▶ _Exercise goal_:
Pick out the lines below with "ＪＲ東海道本線" and list them.

=== Exercise input ===

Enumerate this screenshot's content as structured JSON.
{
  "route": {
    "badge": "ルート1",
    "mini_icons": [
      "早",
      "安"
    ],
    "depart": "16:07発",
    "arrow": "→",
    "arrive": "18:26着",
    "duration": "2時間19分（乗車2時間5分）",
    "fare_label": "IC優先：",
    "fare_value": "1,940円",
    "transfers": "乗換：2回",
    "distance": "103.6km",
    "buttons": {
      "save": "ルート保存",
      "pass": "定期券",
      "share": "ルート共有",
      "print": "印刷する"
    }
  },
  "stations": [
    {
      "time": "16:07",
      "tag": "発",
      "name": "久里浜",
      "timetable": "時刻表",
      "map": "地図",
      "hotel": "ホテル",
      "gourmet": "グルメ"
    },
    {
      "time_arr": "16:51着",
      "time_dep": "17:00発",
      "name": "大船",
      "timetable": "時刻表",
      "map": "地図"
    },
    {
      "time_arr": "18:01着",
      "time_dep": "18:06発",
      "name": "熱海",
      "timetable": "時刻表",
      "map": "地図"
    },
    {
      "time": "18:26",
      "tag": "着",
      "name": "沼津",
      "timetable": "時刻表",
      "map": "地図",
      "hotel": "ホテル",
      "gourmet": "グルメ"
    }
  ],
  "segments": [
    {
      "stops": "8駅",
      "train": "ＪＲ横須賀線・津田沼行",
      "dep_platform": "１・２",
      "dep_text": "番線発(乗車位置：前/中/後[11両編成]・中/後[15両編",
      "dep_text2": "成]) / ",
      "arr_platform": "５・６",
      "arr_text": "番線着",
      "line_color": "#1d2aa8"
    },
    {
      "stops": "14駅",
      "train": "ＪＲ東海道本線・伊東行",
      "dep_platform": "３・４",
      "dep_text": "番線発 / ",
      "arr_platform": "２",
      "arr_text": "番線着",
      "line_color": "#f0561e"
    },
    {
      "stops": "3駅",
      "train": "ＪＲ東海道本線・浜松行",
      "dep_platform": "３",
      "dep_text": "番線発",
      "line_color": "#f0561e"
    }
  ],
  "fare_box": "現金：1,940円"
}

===

▶ _Output of the task_:
      "train": "ＪＲ東海道本線・伊東行",
      "train": "ＪＲ東海道本線・浜松行",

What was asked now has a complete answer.